YOUR GOAL – Within the entries that follow, report how many lines contain the word "user", giving the number by itself.

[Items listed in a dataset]
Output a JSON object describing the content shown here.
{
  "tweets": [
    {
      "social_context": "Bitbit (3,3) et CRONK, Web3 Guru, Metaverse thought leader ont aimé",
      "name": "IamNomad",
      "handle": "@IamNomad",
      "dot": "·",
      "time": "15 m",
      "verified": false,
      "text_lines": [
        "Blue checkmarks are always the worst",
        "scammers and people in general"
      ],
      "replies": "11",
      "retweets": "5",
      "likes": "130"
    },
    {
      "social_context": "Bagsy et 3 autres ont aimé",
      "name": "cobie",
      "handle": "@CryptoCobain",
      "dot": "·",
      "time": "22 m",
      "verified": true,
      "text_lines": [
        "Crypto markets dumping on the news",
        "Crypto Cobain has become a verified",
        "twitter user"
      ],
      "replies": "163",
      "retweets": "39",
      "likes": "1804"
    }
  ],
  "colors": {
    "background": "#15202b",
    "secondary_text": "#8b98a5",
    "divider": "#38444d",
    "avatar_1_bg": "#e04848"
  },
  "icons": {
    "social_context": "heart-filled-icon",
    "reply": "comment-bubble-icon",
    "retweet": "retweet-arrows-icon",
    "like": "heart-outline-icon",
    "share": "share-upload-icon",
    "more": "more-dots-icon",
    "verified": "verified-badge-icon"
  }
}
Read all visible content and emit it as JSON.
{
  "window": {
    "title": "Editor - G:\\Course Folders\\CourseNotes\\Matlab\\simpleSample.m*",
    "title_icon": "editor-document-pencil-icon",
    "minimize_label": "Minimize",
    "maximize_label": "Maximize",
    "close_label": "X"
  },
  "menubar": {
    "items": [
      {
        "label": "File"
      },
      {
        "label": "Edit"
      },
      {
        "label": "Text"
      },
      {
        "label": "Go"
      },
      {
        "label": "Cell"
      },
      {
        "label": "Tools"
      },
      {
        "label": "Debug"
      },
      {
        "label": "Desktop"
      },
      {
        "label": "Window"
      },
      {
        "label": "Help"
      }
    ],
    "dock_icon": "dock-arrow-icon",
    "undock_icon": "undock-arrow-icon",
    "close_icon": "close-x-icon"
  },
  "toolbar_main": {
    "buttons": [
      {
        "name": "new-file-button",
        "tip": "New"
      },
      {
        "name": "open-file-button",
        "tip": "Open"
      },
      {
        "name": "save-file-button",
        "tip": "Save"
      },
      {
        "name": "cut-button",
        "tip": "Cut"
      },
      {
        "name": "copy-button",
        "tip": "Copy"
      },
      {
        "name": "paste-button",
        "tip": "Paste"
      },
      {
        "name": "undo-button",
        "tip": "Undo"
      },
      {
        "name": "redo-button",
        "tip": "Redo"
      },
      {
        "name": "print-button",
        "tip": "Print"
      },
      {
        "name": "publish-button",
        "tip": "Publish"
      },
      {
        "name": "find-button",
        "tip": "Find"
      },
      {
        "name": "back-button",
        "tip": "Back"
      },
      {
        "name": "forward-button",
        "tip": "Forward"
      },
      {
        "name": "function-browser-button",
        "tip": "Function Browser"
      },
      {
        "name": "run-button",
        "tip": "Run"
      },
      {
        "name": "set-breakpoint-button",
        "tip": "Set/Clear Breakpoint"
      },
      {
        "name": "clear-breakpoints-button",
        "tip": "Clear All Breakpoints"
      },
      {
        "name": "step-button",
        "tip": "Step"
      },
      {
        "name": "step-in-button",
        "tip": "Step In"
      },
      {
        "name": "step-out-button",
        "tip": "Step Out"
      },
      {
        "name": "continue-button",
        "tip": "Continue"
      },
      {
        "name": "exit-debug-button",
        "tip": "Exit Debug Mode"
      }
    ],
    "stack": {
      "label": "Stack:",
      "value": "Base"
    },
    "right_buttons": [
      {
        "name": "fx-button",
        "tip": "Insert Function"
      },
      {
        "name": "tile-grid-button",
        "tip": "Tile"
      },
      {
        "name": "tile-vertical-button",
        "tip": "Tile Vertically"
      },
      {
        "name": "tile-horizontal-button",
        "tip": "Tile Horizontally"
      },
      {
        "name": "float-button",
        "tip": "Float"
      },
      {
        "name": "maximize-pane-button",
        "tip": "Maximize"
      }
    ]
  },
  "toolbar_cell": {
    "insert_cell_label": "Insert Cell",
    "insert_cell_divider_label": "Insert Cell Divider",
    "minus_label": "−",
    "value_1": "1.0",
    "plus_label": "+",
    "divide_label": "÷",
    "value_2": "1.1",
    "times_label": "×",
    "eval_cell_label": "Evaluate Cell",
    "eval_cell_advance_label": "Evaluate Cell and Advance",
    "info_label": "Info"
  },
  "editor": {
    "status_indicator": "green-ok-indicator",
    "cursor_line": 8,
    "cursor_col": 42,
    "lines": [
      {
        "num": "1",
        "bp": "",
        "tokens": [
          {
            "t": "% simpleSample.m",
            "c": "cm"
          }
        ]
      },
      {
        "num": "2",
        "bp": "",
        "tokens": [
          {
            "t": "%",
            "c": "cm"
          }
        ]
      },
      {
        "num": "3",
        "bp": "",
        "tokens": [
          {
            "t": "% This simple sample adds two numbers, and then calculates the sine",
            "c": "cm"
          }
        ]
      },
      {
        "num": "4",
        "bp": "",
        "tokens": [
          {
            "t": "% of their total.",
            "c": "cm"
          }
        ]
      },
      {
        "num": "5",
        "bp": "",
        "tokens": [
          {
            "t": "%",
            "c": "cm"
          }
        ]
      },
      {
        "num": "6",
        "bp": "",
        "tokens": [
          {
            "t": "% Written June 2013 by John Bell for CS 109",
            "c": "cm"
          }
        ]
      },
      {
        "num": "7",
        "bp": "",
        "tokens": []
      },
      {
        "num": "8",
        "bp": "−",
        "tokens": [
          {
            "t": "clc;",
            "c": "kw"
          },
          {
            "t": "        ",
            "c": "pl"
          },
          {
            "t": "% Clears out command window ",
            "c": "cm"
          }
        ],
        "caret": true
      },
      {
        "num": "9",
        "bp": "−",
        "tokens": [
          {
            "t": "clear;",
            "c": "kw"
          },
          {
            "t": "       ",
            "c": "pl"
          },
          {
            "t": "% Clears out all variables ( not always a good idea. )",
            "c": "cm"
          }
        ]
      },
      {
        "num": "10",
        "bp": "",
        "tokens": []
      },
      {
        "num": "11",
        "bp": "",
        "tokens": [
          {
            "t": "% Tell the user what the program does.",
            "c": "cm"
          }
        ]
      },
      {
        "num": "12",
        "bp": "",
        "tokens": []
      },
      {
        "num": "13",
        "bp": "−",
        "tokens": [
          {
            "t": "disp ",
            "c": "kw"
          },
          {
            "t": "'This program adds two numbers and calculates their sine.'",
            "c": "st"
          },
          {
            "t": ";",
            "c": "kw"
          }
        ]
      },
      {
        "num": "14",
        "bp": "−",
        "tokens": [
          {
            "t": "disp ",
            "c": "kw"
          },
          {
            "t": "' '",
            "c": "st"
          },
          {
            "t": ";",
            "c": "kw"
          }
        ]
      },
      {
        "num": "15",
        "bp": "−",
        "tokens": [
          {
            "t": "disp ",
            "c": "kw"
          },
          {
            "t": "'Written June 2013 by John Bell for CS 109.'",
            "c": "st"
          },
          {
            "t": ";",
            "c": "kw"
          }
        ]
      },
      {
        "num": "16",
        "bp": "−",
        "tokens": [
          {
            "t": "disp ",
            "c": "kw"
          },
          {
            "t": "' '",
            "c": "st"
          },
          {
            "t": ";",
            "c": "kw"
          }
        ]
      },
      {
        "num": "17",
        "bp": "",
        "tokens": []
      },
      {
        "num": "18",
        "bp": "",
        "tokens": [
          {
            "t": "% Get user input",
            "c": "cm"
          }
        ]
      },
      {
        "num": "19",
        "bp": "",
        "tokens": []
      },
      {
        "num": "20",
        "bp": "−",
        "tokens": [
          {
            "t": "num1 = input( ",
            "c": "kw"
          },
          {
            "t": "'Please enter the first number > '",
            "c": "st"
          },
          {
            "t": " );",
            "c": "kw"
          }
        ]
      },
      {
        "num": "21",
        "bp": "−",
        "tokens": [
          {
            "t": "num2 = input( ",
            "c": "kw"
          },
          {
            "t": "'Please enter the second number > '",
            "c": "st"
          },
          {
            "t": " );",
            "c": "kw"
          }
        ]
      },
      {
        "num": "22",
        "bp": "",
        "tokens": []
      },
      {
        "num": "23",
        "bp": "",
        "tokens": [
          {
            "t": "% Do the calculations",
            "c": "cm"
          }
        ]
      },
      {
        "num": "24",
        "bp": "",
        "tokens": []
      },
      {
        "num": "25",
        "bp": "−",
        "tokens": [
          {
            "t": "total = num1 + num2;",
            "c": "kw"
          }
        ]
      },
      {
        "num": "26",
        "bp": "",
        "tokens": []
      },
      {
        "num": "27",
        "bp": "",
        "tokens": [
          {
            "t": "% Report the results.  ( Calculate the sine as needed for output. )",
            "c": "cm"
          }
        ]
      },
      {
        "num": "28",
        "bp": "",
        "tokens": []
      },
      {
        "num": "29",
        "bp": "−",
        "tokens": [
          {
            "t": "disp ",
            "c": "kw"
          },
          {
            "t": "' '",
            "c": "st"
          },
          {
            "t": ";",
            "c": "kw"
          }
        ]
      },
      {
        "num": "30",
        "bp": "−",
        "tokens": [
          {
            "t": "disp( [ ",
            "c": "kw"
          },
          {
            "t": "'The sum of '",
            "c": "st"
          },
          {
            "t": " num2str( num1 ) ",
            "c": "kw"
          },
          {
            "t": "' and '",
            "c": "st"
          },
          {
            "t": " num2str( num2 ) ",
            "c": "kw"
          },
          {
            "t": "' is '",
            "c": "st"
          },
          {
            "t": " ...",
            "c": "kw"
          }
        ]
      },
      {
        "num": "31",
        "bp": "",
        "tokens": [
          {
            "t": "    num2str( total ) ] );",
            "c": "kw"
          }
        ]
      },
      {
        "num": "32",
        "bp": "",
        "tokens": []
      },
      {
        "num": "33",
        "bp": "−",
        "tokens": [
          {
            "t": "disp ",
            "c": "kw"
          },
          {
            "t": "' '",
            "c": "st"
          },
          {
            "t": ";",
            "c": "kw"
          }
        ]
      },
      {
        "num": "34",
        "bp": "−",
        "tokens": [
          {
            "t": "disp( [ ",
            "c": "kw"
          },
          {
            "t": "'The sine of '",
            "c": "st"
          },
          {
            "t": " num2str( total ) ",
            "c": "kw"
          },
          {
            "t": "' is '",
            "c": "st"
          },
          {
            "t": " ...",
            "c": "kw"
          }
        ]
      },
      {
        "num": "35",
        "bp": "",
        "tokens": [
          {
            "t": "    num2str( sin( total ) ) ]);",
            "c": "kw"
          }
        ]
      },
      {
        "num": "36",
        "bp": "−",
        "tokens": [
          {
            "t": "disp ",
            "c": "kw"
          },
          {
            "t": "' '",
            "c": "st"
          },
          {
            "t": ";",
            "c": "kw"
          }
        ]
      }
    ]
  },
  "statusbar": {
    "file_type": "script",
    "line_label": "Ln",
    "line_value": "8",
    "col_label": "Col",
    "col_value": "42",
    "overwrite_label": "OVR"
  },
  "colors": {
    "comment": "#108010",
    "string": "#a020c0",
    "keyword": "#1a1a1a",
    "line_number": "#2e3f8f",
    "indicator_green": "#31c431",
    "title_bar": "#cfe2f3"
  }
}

ANSWER AREA – 3